Another aspect of her vocal delivery is her use of timing for effect, the way she draws the ear in by keeping it hanging on. She uses this device to great effect on “Young Blood” (not that song) with the studio players matching her perfectly. The slur and the timing games are deployed to great effect on “Weasel and The White Boys Cool” with Gadd and Co in terrific form on a funky, off-beat, stop-start composition.

“Coolsville” is a dark and intriguing song about sexual coming of age – and disillusionment, and again she pitches the delivery well with clever use of both ends of her range.

Even the minor songs are enjoyable and well performed – and often have that retro sound, with the lyrics populated with 50s street-wise teenagers who are naughty in a more innocent age.

The critical and commercial success of the début predictably created pressure and expectations for the follow up.

She maintained the courageous approach with adventurous, sophisticated song structures and it’s a similar formula with many of the same studio players and the same production team. The material is more consistent which means, in this case, that whilst there are less lesser songs we also don’t get the highs of “Coolsville” and “Last Chance Texaco”. Matters of contrast – not being better or worse, but significant differences – are the less direct lyrics, a majority of songs being piano rather than guitar based which seems to effect the rhythmic aspect, and a darker mood.

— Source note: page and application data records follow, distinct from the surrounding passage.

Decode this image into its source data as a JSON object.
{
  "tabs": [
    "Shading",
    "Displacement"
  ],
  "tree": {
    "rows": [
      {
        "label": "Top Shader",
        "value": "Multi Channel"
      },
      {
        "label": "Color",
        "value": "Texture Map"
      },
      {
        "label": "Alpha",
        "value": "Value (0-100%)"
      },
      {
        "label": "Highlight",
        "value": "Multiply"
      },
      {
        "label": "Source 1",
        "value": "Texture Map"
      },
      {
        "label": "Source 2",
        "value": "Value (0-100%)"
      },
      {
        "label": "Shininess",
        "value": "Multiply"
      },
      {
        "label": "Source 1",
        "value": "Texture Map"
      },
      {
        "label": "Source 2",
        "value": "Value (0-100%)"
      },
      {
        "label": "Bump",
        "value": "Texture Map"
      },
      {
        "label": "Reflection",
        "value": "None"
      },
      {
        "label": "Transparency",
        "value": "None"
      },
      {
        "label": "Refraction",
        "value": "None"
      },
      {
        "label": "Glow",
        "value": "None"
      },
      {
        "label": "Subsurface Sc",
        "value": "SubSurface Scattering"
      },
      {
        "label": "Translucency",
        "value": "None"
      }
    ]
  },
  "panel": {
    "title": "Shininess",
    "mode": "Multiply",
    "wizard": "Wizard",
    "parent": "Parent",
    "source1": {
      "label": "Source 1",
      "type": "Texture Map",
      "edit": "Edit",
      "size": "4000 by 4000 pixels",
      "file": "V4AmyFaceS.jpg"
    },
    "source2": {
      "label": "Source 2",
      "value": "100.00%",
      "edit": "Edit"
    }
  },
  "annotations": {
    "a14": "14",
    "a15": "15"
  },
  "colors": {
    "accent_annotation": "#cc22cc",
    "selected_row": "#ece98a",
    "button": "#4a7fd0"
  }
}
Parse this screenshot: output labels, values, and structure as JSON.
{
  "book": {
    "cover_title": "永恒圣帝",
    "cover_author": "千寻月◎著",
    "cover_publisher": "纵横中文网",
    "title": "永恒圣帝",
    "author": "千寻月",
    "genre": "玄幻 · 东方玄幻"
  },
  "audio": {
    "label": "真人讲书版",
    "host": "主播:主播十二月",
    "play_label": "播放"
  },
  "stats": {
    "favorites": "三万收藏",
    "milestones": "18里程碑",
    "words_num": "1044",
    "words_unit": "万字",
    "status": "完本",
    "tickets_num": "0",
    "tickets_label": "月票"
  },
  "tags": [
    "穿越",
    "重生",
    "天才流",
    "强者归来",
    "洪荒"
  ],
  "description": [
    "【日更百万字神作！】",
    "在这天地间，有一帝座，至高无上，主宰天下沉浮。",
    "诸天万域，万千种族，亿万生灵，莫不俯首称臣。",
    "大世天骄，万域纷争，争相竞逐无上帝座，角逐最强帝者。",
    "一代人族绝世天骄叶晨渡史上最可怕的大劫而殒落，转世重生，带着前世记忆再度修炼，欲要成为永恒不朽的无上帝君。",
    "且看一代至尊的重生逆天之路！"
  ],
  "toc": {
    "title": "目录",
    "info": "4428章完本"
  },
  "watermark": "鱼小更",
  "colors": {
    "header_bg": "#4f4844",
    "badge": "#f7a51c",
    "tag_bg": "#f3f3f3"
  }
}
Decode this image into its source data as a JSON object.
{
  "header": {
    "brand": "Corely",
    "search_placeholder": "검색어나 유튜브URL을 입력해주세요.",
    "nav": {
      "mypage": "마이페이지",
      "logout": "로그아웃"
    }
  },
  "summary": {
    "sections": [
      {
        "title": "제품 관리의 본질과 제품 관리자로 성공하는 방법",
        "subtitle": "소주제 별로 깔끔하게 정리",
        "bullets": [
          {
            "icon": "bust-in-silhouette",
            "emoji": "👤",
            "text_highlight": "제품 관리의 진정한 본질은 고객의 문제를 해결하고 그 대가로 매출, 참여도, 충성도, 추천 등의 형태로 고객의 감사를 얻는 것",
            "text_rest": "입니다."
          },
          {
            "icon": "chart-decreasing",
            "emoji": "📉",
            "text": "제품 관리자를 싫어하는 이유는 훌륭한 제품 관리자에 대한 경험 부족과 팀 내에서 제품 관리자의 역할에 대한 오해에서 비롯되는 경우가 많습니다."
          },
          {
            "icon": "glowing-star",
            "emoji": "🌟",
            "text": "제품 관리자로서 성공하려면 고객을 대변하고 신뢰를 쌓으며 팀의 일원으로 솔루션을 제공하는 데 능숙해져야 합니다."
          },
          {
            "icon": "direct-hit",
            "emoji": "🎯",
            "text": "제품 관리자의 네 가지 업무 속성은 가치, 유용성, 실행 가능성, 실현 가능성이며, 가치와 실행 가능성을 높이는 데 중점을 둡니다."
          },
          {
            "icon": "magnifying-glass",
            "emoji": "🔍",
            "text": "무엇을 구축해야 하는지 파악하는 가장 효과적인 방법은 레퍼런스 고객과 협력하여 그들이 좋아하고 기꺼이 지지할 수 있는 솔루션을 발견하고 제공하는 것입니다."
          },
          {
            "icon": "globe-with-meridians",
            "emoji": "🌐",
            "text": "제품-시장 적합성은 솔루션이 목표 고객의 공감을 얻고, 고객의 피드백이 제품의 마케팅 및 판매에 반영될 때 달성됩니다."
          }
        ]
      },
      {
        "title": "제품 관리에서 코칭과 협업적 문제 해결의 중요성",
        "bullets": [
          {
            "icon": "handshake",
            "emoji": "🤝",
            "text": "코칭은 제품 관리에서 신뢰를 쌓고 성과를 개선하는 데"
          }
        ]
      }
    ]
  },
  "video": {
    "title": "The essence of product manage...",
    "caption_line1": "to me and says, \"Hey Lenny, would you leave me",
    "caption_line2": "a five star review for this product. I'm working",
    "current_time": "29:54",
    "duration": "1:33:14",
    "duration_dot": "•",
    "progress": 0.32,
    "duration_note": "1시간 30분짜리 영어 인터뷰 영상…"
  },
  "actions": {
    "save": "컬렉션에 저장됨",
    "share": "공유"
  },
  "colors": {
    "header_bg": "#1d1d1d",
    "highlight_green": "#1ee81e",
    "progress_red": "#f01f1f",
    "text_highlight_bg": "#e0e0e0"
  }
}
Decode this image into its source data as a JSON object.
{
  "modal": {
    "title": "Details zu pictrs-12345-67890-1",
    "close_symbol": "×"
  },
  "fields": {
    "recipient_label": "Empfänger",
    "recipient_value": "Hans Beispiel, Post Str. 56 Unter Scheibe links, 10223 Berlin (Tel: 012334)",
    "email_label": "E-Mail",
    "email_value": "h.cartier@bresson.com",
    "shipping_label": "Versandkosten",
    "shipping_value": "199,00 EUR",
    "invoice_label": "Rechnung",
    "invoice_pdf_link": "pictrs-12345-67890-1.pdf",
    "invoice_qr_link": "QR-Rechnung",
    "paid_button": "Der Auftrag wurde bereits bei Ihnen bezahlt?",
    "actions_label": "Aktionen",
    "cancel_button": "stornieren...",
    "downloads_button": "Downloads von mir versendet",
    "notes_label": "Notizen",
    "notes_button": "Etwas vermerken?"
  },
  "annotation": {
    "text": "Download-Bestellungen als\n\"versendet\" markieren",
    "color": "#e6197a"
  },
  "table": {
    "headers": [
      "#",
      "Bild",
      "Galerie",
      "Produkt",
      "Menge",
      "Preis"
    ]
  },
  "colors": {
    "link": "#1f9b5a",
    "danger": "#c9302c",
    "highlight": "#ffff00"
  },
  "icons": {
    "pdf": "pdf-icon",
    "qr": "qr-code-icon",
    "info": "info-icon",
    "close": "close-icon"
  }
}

The critics loved this album and mostly still do.

I get that the craftsmanship is more consistent here, and the arrangements and the sound of the record a sumptuous and seductive to the ear, but for me it comes down to the big emotional highs on the first album. As good as the second is it never scales those heights (or I just like my emotion to be very apparent).

After a strong start her career seemed to falter and her quality became more variable. Word is that in the last decade or so she’s come back on strong and all along, it seems, she was taking chances – but maybe never had the sort of core audience that somebody like David Bowie has and which expects and accepts something different rather than sticking close to a formula.

Whatever, those first two albums still stand up well and provide satisfying listening today – though you can be surprised at how short a “record” was back then.